[Component data from apps and pages]

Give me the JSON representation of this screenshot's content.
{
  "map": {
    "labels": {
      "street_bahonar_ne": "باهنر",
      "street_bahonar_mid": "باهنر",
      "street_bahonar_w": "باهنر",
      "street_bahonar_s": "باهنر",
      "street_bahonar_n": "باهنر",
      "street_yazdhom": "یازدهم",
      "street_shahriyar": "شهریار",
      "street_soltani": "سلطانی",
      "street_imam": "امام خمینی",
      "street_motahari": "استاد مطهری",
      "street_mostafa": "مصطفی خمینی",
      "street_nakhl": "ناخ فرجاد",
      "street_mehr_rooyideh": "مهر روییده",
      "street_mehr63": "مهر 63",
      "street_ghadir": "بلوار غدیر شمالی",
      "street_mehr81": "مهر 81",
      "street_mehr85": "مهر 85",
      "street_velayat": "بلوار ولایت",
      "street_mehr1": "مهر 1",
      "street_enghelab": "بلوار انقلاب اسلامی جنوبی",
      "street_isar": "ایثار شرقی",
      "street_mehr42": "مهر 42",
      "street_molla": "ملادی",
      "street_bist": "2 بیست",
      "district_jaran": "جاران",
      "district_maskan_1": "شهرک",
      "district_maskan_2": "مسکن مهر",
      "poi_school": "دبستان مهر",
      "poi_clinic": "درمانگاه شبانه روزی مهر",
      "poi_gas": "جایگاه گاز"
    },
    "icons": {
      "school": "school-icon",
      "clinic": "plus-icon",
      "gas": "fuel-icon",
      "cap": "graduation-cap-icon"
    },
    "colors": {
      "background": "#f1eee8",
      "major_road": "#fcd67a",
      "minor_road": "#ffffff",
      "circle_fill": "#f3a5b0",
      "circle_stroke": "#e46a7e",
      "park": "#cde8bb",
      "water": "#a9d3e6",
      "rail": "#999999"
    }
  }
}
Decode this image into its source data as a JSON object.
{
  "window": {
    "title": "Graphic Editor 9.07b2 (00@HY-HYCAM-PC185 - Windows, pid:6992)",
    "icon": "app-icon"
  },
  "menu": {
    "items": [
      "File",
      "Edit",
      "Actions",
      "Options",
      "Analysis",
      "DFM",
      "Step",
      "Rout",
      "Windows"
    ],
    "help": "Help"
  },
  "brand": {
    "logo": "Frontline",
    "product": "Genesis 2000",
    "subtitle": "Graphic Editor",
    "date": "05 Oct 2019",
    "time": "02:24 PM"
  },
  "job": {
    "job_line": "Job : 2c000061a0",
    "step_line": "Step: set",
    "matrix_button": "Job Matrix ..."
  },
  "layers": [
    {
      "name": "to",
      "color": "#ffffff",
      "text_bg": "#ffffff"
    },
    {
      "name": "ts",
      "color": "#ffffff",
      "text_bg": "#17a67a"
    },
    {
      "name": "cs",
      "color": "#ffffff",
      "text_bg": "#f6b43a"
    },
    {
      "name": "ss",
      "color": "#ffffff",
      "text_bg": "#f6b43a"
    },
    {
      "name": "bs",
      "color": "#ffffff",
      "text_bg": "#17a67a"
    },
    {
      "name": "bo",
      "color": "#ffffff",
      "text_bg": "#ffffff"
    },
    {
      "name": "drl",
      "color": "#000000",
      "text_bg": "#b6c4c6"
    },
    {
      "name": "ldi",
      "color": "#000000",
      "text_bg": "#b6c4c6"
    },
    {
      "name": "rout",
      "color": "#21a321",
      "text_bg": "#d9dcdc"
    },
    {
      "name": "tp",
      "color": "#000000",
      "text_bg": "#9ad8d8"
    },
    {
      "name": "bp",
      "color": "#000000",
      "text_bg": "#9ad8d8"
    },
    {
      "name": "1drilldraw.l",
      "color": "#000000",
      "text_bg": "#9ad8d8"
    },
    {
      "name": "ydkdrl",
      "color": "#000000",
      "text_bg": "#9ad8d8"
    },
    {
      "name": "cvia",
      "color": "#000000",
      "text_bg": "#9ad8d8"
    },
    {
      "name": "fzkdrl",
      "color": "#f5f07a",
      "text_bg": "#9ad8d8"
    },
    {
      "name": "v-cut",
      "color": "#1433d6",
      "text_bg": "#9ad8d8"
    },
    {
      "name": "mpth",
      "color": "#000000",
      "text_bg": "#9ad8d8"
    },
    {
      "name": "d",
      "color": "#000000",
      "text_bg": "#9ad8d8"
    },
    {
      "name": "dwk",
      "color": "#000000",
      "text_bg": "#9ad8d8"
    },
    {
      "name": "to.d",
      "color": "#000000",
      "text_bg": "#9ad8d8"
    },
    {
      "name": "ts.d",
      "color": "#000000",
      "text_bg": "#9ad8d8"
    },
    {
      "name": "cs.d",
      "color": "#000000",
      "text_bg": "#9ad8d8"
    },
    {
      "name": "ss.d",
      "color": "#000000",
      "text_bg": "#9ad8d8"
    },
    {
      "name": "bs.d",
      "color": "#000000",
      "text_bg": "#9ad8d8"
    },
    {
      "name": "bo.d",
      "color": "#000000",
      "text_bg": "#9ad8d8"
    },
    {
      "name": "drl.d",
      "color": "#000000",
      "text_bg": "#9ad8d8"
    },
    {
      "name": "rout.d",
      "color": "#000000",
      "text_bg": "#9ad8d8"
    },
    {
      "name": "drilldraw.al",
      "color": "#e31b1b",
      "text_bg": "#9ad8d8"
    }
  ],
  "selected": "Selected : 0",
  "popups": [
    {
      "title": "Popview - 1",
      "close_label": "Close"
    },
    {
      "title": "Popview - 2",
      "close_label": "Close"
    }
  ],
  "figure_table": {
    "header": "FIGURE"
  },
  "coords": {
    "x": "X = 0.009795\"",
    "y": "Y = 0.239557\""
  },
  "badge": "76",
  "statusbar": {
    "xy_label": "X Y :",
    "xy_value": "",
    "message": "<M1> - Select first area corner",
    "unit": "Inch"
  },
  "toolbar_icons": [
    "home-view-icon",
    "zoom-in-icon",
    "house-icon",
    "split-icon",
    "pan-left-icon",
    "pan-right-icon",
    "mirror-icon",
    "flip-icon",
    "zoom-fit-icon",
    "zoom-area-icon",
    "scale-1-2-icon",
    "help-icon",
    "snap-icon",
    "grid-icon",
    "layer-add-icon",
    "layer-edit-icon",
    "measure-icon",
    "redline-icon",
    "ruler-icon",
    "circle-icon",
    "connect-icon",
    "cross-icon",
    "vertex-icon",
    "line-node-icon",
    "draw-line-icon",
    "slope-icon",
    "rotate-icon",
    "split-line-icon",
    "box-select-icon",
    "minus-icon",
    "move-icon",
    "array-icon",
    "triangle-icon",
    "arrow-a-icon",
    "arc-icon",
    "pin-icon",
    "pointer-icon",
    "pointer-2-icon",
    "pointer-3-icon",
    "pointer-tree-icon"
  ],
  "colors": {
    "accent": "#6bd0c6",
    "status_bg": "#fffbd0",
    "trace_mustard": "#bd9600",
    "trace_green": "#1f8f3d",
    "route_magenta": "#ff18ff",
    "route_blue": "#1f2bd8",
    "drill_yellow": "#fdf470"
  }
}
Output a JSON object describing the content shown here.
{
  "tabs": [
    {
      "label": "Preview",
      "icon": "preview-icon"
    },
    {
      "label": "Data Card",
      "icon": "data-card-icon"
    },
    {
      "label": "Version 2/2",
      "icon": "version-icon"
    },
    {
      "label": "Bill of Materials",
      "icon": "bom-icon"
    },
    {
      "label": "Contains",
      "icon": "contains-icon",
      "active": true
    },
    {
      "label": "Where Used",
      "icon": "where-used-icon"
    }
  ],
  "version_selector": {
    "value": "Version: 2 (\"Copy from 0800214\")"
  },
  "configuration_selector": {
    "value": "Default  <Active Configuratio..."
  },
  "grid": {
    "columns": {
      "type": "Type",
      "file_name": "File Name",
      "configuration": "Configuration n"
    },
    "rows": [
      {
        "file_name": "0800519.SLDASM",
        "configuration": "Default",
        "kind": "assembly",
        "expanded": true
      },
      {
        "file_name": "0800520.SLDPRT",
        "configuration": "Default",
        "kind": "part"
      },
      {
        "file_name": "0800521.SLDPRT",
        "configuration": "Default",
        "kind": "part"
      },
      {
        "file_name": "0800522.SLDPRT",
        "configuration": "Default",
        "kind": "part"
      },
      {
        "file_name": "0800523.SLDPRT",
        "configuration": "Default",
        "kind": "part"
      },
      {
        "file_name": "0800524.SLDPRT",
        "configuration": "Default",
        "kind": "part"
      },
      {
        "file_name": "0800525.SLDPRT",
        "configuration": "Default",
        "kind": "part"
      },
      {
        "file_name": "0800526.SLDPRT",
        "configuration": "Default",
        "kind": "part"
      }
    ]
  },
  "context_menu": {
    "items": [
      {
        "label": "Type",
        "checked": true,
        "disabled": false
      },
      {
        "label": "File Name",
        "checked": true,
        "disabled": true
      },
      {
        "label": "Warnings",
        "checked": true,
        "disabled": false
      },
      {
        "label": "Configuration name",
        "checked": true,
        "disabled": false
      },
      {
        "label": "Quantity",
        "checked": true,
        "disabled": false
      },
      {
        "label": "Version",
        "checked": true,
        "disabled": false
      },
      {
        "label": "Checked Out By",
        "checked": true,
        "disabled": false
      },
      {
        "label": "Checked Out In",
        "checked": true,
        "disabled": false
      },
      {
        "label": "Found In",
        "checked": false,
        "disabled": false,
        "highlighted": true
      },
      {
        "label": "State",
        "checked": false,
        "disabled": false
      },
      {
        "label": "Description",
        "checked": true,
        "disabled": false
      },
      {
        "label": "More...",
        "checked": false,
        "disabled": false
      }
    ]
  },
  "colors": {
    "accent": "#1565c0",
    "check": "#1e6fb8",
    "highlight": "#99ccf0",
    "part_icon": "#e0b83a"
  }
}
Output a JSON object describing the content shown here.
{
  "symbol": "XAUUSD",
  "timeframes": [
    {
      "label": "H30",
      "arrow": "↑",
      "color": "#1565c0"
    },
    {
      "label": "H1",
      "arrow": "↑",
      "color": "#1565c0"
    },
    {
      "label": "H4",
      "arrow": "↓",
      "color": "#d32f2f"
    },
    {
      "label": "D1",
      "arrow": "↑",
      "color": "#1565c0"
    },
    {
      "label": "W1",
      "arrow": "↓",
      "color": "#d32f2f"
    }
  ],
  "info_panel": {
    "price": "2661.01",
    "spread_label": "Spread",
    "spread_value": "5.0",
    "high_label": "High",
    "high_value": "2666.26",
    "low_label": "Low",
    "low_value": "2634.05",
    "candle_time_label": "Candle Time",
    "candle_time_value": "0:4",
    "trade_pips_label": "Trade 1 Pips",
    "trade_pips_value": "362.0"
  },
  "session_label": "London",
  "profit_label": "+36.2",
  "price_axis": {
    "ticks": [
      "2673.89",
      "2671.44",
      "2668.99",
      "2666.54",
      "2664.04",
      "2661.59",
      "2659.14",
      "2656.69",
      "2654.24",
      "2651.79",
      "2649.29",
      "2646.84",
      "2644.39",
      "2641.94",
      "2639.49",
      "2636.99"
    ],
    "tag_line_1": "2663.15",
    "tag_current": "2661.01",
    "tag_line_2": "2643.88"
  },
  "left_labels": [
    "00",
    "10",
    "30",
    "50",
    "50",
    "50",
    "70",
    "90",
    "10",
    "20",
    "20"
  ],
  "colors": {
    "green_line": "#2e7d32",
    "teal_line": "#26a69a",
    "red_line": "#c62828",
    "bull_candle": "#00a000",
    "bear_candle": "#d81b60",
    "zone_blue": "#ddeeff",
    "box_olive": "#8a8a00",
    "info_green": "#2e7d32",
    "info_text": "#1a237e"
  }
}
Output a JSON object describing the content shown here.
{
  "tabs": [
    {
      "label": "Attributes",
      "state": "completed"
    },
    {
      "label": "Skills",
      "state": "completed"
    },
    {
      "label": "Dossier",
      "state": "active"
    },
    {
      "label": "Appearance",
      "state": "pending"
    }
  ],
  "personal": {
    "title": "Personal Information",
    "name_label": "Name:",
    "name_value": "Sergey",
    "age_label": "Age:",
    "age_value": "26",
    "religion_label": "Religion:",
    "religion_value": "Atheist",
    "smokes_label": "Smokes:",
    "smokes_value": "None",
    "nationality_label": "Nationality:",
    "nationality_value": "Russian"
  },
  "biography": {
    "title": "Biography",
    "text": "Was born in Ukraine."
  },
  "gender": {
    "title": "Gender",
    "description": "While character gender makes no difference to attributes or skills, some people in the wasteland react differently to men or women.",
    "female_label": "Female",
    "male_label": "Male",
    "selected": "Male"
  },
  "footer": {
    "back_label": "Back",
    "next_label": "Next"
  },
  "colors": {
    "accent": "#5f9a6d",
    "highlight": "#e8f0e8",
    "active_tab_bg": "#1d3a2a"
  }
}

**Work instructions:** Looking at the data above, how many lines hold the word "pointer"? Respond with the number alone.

**Solution to the exercise:** 4